The thread that runs through all my posts is a preoccupation with truth and justice, (justice understood as the right ordering of human beings in themselves, with each other, and with God-- "shalom"--which inevitably involves consideration of the Good, and the common good.) This is why I have been writing about health care, the economy and war, because they have been the places where the biggest disputes about justice have been recently occurring. If there had been a Facebook back in 1994, I'd have been posting about Oregon's "Death with Dignity" act. In fact, if you read my blog (which I started in 2005) you can find plenty disagreement with "the left;" but don't expect to see me support nominalist platforms.

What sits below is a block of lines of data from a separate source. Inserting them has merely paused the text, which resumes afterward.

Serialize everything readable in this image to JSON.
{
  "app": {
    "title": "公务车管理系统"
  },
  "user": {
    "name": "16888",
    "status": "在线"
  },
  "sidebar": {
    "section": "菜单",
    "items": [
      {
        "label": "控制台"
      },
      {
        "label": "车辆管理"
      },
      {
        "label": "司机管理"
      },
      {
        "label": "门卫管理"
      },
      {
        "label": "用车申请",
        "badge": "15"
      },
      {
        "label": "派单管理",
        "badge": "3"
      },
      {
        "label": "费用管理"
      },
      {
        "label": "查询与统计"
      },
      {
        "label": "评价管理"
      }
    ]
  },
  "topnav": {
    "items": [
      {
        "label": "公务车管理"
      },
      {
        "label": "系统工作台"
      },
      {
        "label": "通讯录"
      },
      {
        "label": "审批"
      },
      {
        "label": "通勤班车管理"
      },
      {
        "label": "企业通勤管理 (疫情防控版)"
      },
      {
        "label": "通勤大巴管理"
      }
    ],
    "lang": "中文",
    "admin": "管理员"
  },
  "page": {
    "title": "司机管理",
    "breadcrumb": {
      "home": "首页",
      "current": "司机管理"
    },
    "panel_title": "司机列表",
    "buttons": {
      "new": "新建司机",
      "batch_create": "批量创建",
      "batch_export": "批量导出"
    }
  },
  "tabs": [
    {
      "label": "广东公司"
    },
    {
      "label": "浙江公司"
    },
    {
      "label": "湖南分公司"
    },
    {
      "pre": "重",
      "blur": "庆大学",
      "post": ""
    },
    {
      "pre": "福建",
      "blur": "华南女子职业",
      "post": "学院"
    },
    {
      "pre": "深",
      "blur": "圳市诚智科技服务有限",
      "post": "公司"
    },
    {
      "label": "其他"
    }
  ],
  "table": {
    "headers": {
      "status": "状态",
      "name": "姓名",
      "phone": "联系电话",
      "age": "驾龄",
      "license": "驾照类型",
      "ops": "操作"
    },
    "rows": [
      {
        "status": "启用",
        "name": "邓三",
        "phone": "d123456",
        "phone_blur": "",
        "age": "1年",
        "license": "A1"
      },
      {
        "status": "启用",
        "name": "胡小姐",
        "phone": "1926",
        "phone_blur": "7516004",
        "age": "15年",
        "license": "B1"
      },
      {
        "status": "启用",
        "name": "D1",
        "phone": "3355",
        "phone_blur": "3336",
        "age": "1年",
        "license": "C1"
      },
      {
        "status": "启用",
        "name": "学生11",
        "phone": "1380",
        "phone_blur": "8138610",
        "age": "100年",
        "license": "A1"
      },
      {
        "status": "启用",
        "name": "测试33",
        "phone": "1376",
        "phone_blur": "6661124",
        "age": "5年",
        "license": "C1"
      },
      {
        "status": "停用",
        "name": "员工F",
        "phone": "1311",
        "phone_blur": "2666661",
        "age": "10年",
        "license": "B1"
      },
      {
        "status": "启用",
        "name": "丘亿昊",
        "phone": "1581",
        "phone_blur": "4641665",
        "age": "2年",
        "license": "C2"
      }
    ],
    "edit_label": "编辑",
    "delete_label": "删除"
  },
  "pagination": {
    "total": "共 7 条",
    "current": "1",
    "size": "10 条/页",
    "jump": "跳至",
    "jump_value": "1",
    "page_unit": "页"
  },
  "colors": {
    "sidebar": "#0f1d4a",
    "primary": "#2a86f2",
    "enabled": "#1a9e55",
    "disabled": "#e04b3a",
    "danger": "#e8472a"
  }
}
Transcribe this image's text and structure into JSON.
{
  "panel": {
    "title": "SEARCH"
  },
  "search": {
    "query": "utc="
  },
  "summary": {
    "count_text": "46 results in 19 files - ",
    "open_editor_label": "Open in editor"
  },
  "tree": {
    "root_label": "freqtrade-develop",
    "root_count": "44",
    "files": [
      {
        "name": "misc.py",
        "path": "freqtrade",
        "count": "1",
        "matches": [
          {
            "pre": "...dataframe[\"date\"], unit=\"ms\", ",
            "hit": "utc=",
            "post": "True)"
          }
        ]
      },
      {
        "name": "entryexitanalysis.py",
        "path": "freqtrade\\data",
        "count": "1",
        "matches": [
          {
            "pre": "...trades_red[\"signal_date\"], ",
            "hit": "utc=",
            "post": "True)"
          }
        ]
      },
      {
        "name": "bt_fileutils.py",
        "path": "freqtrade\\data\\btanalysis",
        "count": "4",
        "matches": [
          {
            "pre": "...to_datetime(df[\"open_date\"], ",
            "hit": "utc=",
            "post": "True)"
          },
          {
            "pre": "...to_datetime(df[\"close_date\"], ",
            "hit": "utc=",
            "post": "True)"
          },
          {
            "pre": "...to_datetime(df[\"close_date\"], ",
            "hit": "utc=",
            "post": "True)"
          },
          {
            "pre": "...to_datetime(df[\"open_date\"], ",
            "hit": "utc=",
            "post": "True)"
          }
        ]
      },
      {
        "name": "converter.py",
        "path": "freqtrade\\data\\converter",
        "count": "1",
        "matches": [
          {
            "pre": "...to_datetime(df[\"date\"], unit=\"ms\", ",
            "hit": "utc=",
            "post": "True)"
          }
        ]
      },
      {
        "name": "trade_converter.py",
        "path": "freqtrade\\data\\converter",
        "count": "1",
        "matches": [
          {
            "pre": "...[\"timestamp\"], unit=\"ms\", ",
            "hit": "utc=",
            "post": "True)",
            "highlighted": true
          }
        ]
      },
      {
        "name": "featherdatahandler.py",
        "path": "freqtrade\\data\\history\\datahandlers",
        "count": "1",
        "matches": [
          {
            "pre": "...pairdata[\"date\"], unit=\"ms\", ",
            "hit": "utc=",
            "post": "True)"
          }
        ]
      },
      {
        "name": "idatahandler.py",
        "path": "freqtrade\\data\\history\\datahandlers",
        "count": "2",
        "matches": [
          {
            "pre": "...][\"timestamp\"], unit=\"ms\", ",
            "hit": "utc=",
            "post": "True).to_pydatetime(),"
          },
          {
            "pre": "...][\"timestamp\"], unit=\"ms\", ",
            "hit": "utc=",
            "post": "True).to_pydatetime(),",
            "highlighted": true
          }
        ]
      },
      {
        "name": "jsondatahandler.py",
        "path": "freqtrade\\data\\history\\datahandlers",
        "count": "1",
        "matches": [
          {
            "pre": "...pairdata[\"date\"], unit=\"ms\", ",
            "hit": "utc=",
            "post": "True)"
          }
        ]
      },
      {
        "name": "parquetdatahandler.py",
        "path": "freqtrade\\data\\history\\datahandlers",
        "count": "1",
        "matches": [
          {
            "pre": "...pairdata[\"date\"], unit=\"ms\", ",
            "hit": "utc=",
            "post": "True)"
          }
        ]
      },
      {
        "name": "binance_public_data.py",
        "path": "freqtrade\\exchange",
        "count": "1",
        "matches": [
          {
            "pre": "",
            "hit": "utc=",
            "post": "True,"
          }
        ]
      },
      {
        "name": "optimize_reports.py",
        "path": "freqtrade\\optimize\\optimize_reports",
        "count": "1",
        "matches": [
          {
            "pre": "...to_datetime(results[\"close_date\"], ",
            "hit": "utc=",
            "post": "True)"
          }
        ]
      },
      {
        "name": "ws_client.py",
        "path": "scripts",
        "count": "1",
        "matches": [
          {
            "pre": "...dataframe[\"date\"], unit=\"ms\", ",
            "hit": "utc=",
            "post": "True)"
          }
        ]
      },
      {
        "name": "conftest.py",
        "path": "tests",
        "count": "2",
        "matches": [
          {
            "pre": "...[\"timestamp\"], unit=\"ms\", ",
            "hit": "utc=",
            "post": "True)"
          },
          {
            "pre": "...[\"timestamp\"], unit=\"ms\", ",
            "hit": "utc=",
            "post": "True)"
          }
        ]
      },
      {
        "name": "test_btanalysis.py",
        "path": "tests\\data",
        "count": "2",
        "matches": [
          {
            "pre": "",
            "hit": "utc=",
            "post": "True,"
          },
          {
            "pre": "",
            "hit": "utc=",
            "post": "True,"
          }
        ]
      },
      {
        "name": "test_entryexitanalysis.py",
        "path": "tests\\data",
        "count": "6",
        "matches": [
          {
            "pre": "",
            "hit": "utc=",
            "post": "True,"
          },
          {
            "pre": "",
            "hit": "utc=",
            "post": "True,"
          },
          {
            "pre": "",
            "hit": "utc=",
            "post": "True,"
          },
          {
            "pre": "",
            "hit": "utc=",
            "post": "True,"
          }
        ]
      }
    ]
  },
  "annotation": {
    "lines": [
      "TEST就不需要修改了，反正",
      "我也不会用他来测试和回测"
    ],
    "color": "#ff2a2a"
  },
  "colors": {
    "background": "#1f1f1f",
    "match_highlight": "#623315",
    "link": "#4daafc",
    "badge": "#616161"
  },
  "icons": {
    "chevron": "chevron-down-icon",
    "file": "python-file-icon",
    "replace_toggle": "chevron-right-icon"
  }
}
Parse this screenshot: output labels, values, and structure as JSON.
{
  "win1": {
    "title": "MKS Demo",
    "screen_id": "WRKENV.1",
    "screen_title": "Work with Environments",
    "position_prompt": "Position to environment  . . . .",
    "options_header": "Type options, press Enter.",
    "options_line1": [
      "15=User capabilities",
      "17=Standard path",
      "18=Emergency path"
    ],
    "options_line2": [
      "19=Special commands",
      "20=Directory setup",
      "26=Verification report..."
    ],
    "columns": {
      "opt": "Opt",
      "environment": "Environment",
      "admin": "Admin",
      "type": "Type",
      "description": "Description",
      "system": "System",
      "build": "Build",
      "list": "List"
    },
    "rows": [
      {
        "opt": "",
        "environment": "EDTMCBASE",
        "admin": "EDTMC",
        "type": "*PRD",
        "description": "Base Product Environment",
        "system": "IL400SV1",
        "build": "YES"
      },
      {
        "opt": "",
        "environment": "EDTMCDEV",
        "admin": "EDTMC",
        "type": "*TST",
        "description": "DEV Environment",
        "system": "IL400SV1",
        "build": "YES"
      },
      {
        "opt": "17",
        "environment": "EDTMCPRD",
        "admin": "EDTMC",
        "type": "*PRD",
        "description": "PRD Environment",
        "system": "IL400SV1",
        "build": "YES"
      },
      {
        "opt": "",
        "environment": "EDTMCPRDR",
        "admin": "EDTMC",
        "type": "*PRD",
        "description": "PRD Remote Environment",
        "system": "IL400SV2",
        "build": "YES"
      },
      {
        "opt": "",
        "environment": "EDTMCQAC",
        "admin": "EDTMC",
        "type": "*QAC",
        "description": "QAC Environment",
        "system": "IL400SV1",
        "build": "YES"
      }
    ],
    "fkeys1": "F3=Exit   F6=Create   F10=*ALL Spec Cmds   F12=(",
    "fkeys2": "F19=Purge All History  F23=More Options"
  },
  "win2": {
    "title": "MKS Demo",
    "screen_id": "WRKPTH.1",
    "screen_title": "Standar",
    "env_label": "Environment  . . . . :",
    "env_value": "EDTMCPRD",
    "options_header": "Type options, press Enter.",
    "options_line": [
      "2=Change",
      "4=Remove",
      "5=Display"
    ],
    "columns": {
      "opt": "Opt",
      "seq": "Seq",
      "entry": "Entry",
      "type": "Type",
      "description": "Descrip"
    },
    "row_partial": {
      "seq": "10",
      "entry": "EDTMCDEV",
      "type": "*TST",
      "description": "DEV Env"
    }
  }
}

In particular, the only way I think America can be prolife is if it has a strong understanding of persons-in-community (aka, a realist metaphysic) as opposed to individuals-on-their-own. It grieves me to see how "the right" has, over the past few years, moved increasingly toward a nominalist metaphysic, because I fear the resulting emphasis on individuals and their absolute freedom will in effect cause the prolife cause to backfire. IMO what ground we still have is in jeopardy, and we need to hold on to it. Libertarianism is the threat, because it ultimately denies there is such a thing as the common good. Remember C. S. Lewis' analogy of the ships? (See The Three Parts of MOrality, in Mere Christianity, here. If there isn't a port that we are sailing toward, what's the point of worrying about the seaworthiness of each ship? Or what formation they are travelling in?
So, in presenting the quote above, my intention was to focus on things that affect our national character. Those who take it as "dissing the right" are probably those who are uncomfortable with the notion of a common good: those who, having fallen under the spell of modernist individualism, resent any discussion of virtues which might limit individual autonomy.